*Action item*
Only the text of the entries below should be returned, exactly as given, without pictures.

*Listed records*
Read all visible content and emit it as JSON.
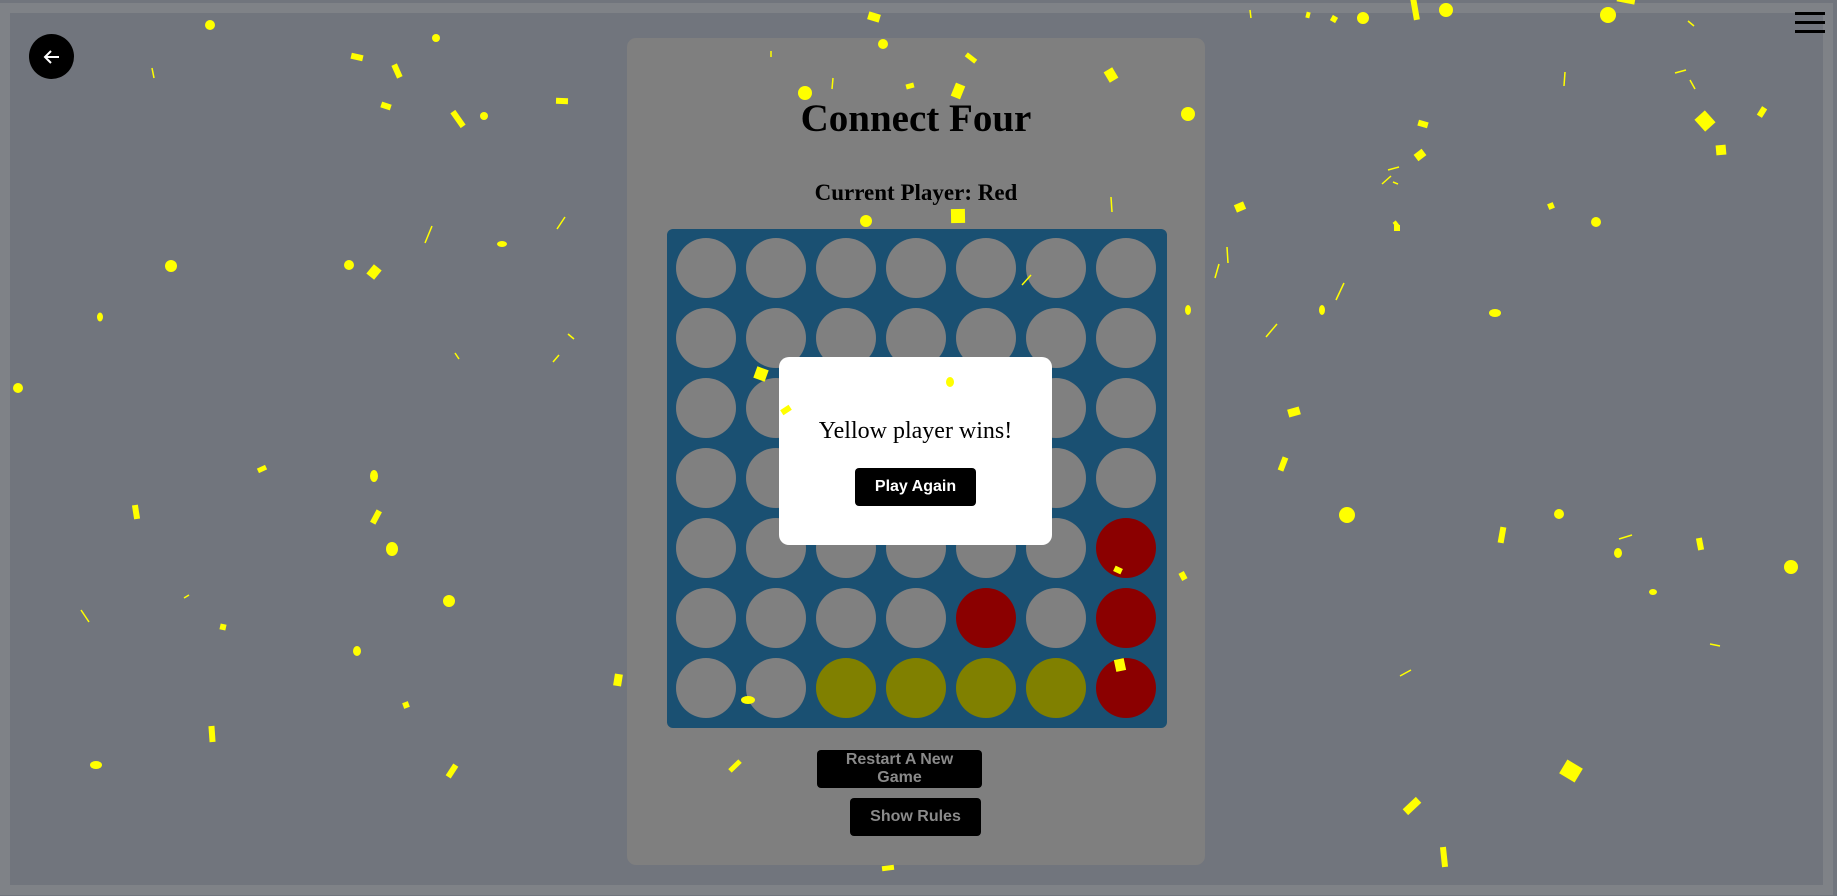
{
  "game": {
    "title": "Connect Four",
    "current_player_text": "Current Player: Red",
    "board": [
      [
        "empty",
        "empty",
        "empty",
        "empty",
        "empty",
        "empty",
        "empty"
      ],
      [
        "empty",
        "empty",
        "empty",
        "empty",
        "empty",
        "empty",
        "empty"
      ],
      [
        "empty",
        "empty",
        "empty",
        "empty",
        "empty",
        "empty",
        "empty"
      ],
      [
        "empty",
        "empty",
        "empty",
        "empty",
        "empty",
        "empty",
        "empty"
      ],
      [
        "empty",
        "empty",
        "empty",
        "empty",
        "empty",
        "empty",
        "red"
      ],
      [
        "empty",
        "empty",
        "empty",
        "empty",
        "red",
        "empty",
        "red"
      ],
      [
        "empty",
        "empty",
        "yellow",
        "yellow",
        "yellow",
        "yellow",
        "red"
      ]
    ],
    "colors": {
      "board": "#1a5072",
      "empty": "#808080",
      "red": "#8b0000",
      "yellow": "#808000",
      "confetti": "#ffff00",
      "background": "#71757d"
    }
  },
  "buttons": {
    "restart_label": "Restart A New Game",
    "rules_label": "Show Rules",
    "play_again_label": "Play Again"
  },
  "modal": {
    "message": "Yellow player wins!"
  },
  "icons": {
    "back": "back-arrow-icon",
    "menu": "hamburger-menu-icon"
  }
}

*Finished task*
Read all visible content and emit it as JSON.
{
  "game": {
    "title": "Connect Four",
    "current_player_text": "Current Player: Red",
    "board": [
      [
        "empty",
        "empty",
        "empty",
        "empty",
        "empty",
        "empty",
        "empty"
      ],
      [
        "empty",
        "empty",
        "empty",
        "empty",
        "empty",
        "empty",
        "empty"
      ],
      [
        "empty",
        "empty",
        "empty",
        "empty",
        "empty",
        "empty",
        "empty"
      ],
      [
        "empty",
        "empty",
        "empty",
        "empty",
        "empty",
        "empty",
        "empty"
      ],
      [
        "empty",
        "empty",
        "empty",
        "empty",
        "empty",
        "empty",
        "red"
      ],
      [
        "empty",
        "empty",
        "empty",
        "empty",
        "red",
        "empty",
        "red"
      ],
      [
        "empty",
        "empty",
        "yellow",
        "yellow",
        "yellow",
        "yellow",
        "red"
      ]
    ],
    "colors": {
      "board": "#1a5072",
      "empty": "#808080",
      "red": "#8b0000",
      "yellow": "#808000",
      "confetti": "#ffff00",
      "background": "#71757d"
    }
  },
  "buttons": {
    "restart_label": "Restart A New Game",
    "rules_label": "Show Rules",
    "play_again_label": "Play Again"
  },
  "modal": {
    "message": "Yellow player wins!"
  },
  "icons": {
    "back": "back-arrow-icon",
    "menu": "hamburger-menu-icon"
  }
}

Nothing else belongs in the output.